Segment Open
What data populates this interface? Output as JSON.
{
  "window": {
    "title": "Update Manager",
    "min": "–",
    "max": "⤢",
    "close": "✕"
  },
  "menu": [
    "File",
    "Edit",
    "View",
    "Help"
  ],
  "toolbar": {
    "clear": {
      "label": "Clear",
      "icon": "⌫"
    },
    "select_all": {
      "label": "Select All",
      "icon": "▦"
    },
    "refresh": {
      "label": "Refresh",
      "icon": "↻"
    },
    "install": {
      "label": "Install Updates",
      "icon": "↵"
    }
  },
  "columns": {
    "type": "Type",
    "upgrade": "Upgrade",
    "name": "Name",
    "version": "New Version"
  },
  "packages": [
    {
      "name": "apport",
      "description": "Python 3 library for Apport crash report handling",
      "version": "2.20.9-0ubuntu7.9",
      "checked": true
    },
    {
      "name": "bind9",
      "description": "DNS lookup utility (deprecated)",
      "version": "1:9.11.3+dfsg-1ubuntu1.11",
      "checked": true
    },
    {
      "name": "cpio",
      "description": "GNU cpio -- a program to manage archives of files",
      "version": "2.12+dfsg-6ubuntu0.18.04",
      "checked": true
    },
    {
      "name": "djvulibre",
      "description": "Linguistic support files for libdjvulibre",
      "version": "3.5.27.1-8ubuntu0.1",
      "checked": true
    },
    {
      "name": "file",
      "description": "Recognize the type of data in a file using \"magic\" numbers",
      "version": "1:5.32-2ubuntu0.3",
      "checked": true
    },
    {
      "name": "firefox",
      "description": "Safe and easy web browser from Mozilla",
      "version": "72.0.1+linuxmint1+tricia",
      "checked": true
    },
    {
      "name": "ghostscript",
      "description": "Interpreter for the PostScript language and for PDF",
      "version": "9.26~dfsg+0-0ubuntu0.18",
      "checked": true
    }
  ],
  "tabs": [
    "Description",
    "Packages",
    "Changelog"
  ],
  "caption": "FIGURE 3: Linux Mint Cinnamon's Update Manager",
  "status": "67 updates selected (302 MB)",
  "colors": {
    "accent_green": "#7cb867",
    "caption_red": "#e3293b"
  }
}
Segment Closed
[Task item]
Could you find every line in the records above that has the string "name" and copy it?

[Result of the task]
    "name": "Name",
      "name": "apport",
      "name": "bind9",
      "name": "cpio",
      "name": "djvulibre",
      "name": "file",
      "name": "firefox",
      "name": "ghostscript",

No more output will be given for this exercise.